_Goal of the exercise_. Only the pictures are to be dropped, and the rest of the data should be copied exactly.

--------------------

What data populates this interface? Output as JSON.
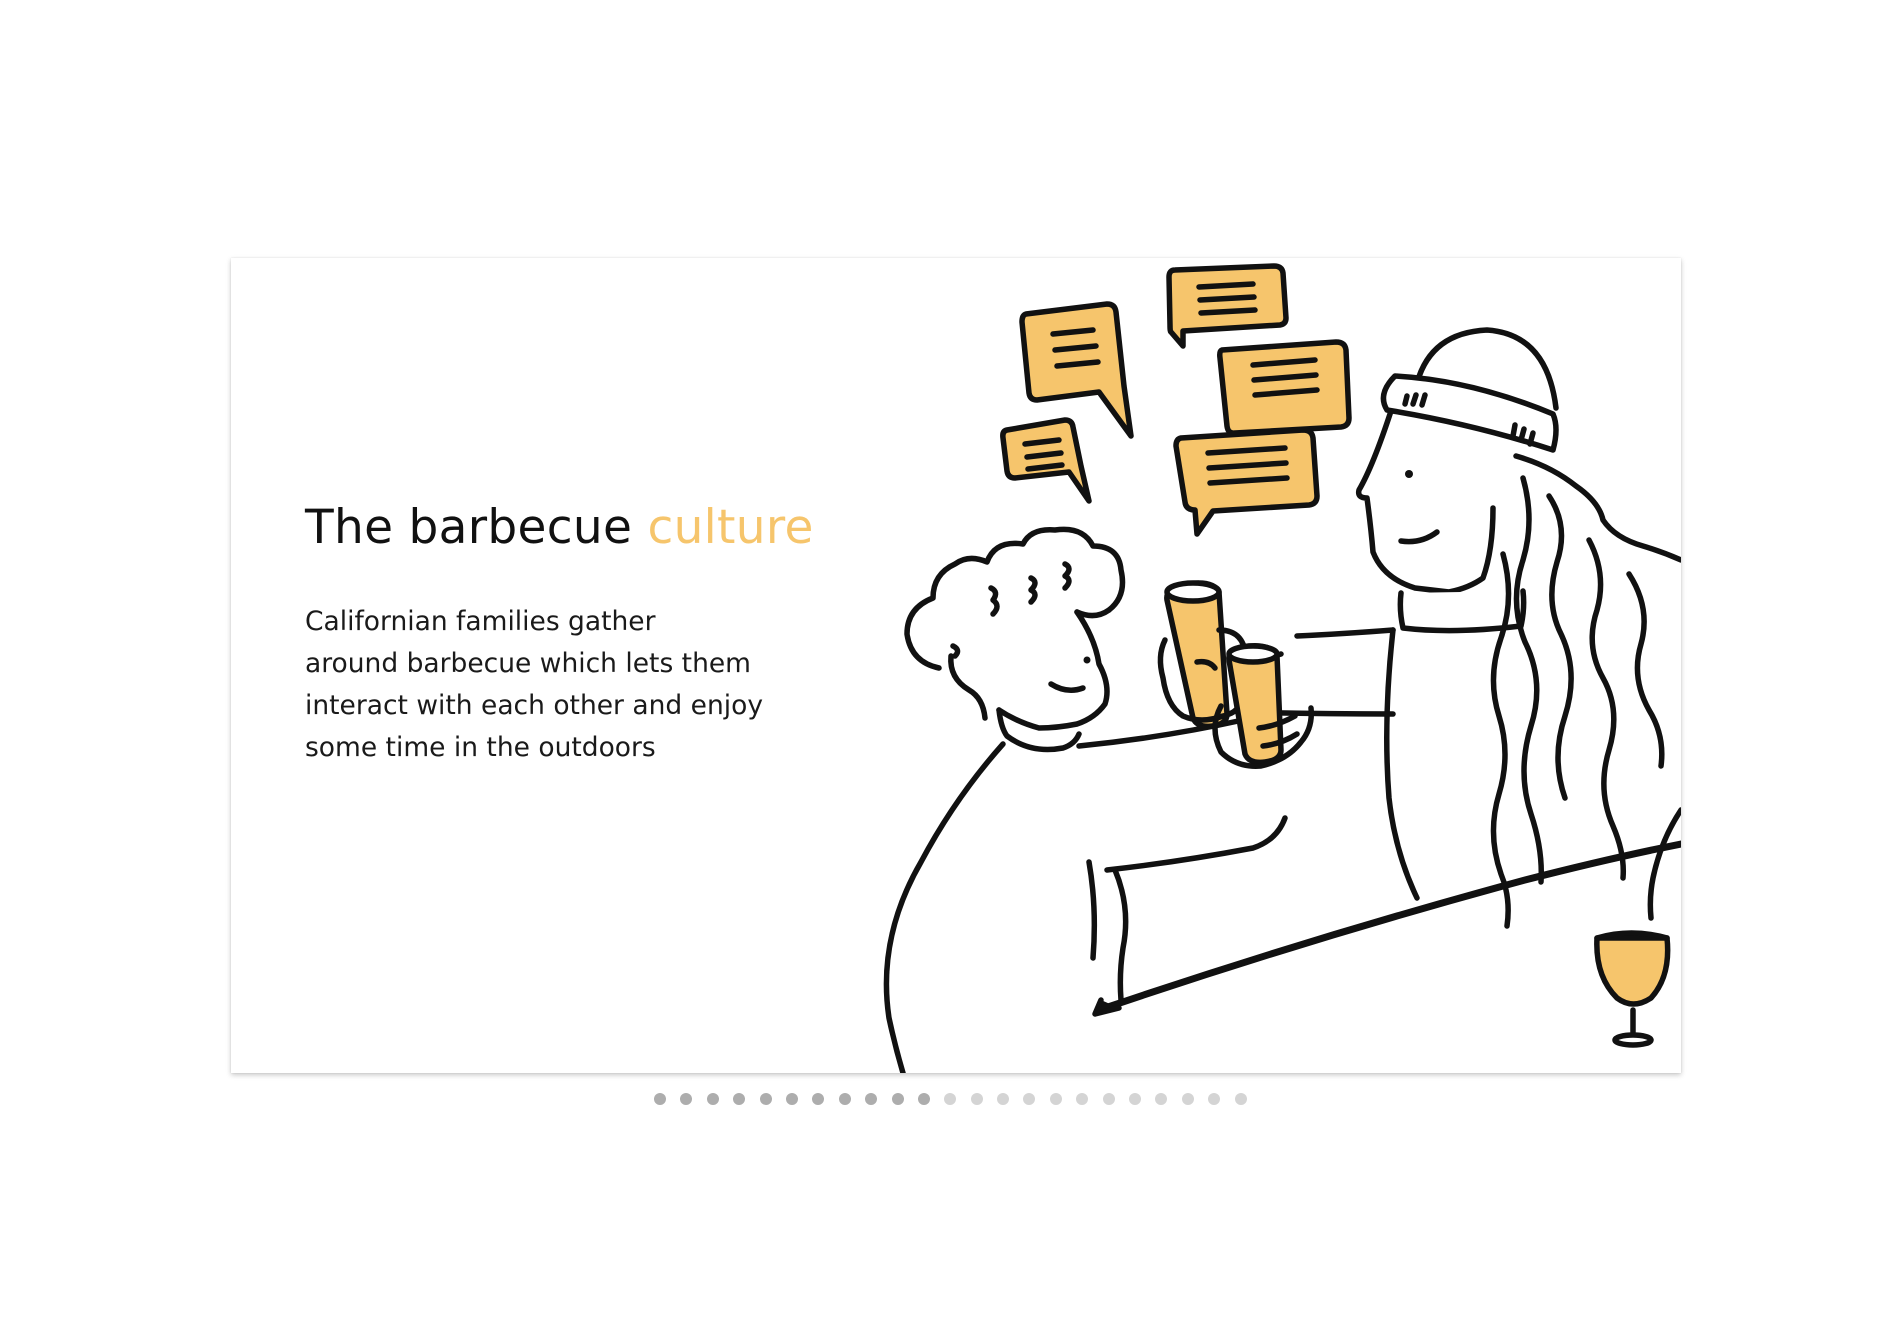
{
  "slide": {
    "title_main": "The barbecue ",
    "title_accent": "culture",
    "body_lines": [
      "Californian families gather",
      "around barbecue which lets them",
      "interact with each other and enjoy",
      "some time in the outdoors"
    ]
  },
  "illustration": {
    "icons": [
      "speech-bubble-icon",
      "wine-glass-icon",
      "cup-icon"
    ]
  },
  "colors": {
    "accent": "#f6c56c",
    "ink": "#111111",
    "dot_active": "#adadad",
    "dot_inactive": "#d4d4d4"
  },
  "pagination": {
    "total": 23,
    "filled": 11
  }
}
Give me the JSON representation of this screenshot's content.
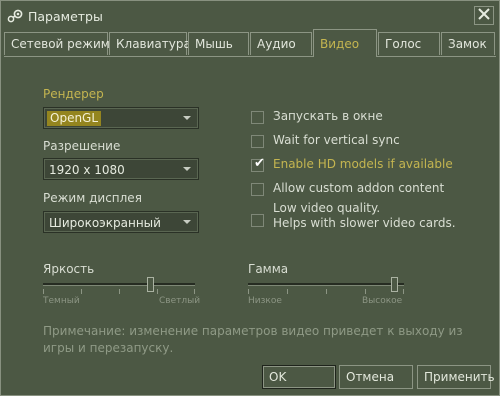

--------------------

_Completed task_.
What data populates this interface? Output as JSON.
{
  "slide": {
    "title_main": "The barbecue ",
    "title_accent": "culture",
    "body_lines": [
      "Californian families gather",
      "around barbecue which lets them",
      "interact with each other and enjoy",
      "some time in the outdoors"
    ]
  },
  "illustration": {
    "icons": [
      "speech-bubble-icon",
      "wine-glass-icon",
      "cup-icon"
    ]
  },
  "colors": {
    "accent": "#f6c56c",
    "ink": "#111111",
    "dot_active": "#adadad",
    "dot_inactive": "#d4d4d4"
  },
  "pagination": {
    "total": 23,
    "filled": 11
  }
}
Give me the JSON representation of this screenshot's content.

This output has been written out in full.